Donald Trump suggested Sunday that the United States should "seriously" consider profiling Muslims inside the country as a terrorism-fighting tool, the latest example of the Republican presidential nominee-in-waiting increasingly backing positions that could single out a group based on their religion.
"We really have to look at profiling," Trump said in an interview broadcast Sunday on CBS's "Face the Nation." ''It's not the worst thing to do."
The presumptive Republican presidential nominee added that he "hate(s) the concept of profiling, but we have to use common sense."
The statements are consistent with Trump's other, long-expressed views on how to stop terrorism in the United States, including a temporary ban on foreign Muslims from entering the country until the U.S. can figure out "what is going on."
Trump has doubled down on this approach since Omar Mateen carried out the worst mass shooting in modern American history on June 12 at a gay club in Orlando, Florida. Forty-nine people were killed in the attack, which stoked a mix of fears about terrorism, guns and violence against gays.

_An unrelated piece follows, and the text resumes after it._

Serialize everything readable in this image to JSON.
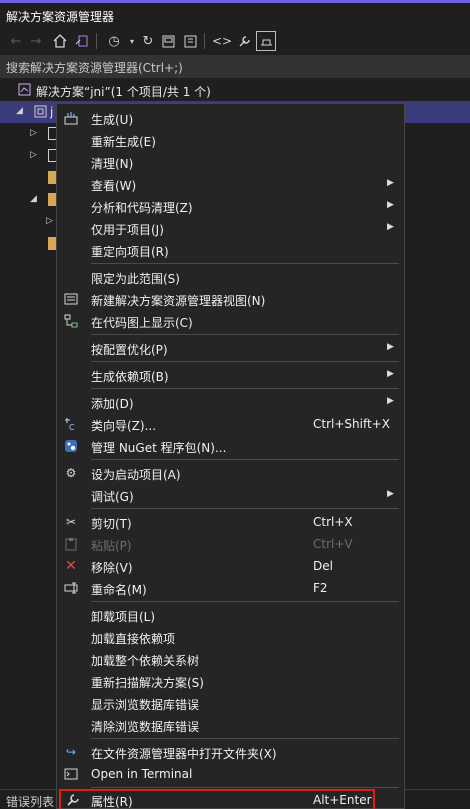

Mateen's motive isn't clear, but a letter from the chairman of the Senate Homeland Security Committee, Republican Ron Johnson of Wisconsin, said Mateen wrote on Facebook that "real muslims will never accept the filthy ways of the west." He also pledged allegiance to the Islamic State, his ex-wife said he was mentally ill and his father suggested that gays had angered him.
Trump's response to the tragedy was, in part, a pointed confrontation with Muslims, who he singled out for knowing where terrorists are and not turning them into authorities. In the same speech, he also expanded his ban on Muslim immigration to include people from regions with a history of terrorism.

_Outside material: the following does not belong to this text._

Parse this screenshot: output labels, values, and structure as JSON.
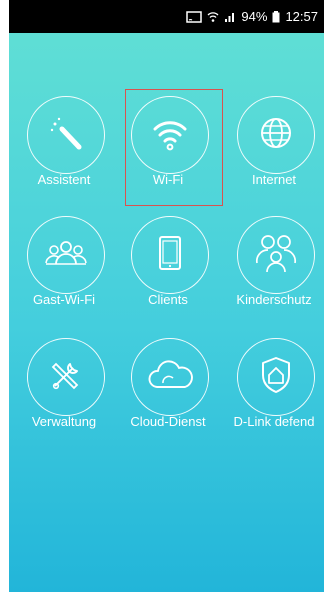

On Sunday, Trump also said the government should investigate mosques in the U.S. in much the same way the New York Police Department's Demographics Unit spied on Muslims and mosques around the city with help from the CIA. The group assembled databases on where Muslims lived, shopped, worked and prayed, infiltrated Muslim student groups, put informants in mosques and monitored sermons, the Associated Press reported in 2011.